Army Sgt. Sean Callahan, 31, passed away unexpectedly in Cedar Rapids, Iowa on February 18, 2017. Sgt. Callahan initially entered the Army in March 2008 as an M-1 Armor Crewman but since 2014 was assigned as a ceremony coordinator and flag custodian for the Secretary to the General Staff section, Headquarters Support Company, Headquarters and Headquarters Battalion, III Corps, at Fort Hood. According to the obituary, Sgt. Callahan deployed to Iraq in December 2009 as part of Operation New Dawn and was re-deployed in December 2010. The HHB III Corps at Fort Hood held a memorial service for Sgt. Callahan on March 2 2017, and his fellow soldiers remembered him fondly for his positive attitude and great work ethic.
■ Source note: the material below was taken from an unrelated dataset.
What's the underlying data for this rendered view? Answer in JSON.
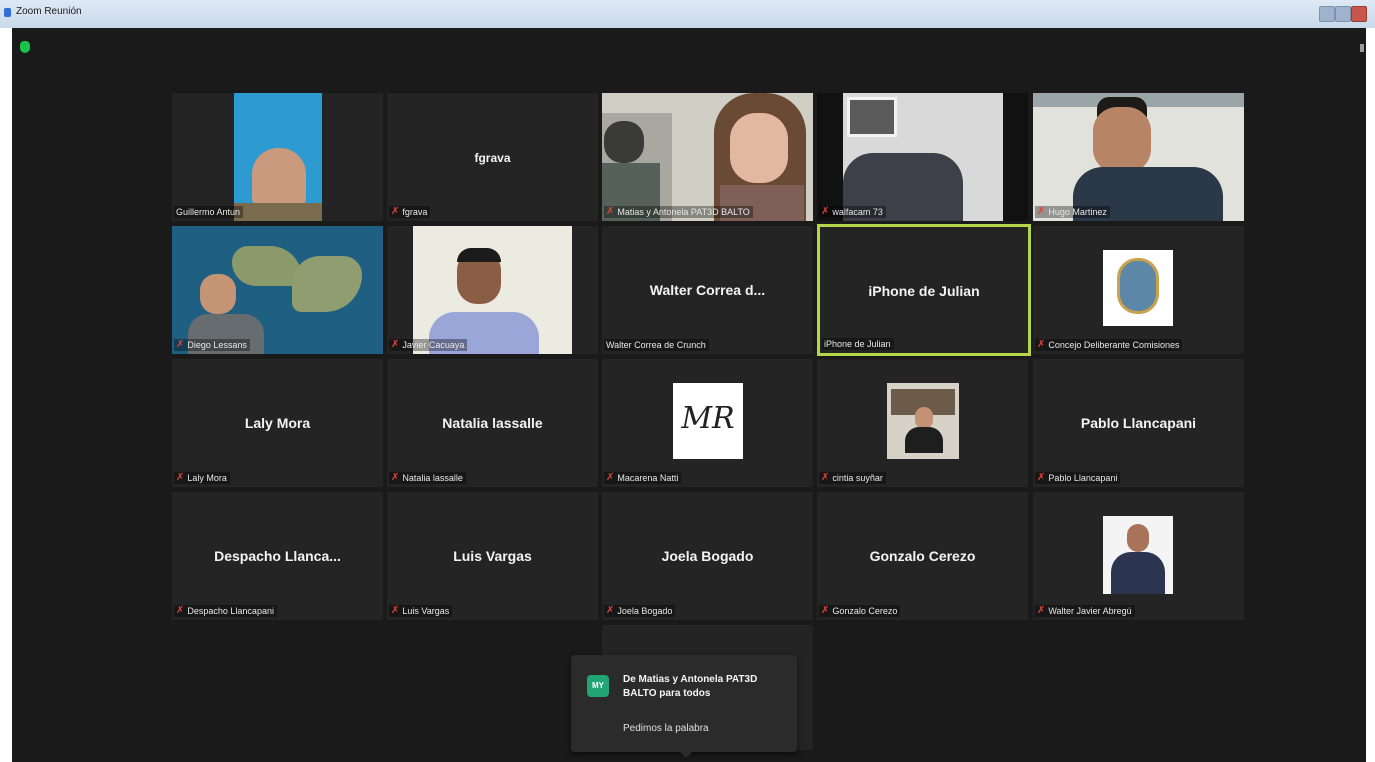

“Sean’s impact on those who knew him simply cannot be measured and the absence of his infectious smile and quick wit will be deeply missed by all.” –Obituary
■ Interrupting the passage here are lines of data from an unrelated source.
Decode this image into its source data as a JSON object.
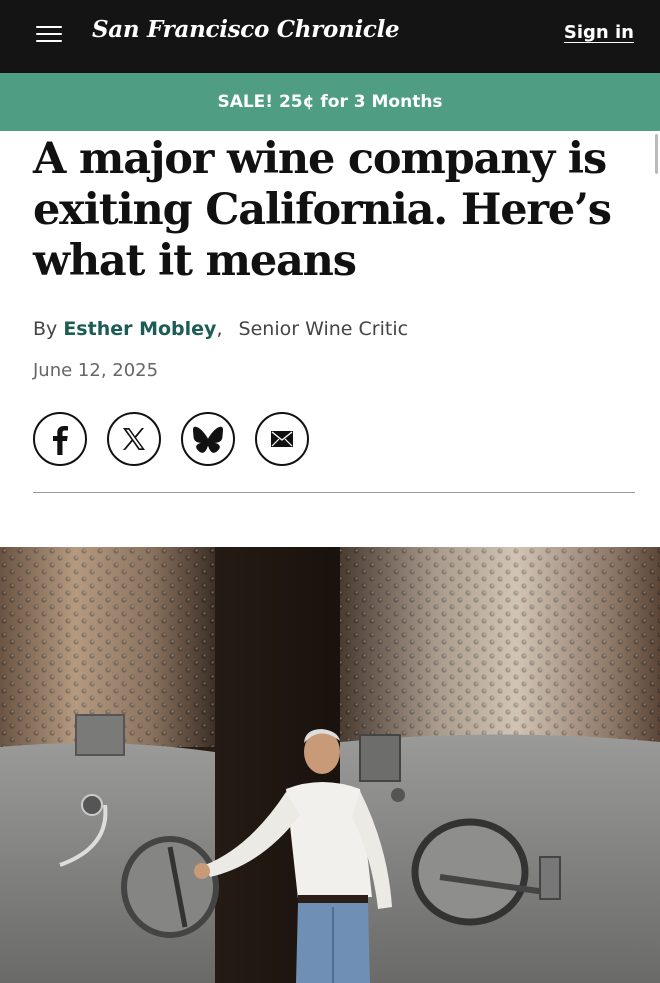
{
  "header": {
    "logo_text": "San Francisco Chronicle",
    "signin_label": "Sign in",
    "menu_icon": "hamburger-icon"
  },
  "promo": {
    "text": "SALE! 25¢ for 3 Months"
  },
  "article": {
    "headline": "A major wine company is exiting California. Here’s what it means",
    "byline_prefix": "By",
    "author": "Esther Mobley",
    "author_suffix": ",",
    "author_role": "Senior Wine Critic",
    "date": "June 12, 2025"
  },
  "share": [
    {
      "icon": "facebook-icon"
    },
    {
      "icon": "x-icon"
    },
    {
      "icon": "bluesky-icon"
    },
    {
      "icon": "email-icon"
    }
  ],
  "colors": {
    "topbar": "#141414",
    "promo": "#4f9e83",
    "author_link": "#1c5c55"
  }
}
Related Links:
Obituary: Sean Callahan
Obituary: SGT Sean Callahan
HHB III Corps remembers Callahan for smile, cheer
Army Soldiers at Fort Hood in Texas Are Dying at Alarming Rates Stateside
Violent Crime, Suicide, and Non Combat Death at Fort Hood, Texas (US Army)
73 Fort Hood Soldiers Died Since January 2016: 4 Insider Attacks & 2 Suicides Overseas; 67 Stateside Deaths Including 34 Alleged Suicides & 1 Unsolved Homicide
Military Policy and Legislation Considerations for the Investigations of Non Combat Death, Homicide, and Suicide of US Service Members (2016)
Washington DC Veteran’s Presentation on the Current Status of the Armed Forces at Fort Hood in Texas (2017)
The Fort Hood Fallen on Facebook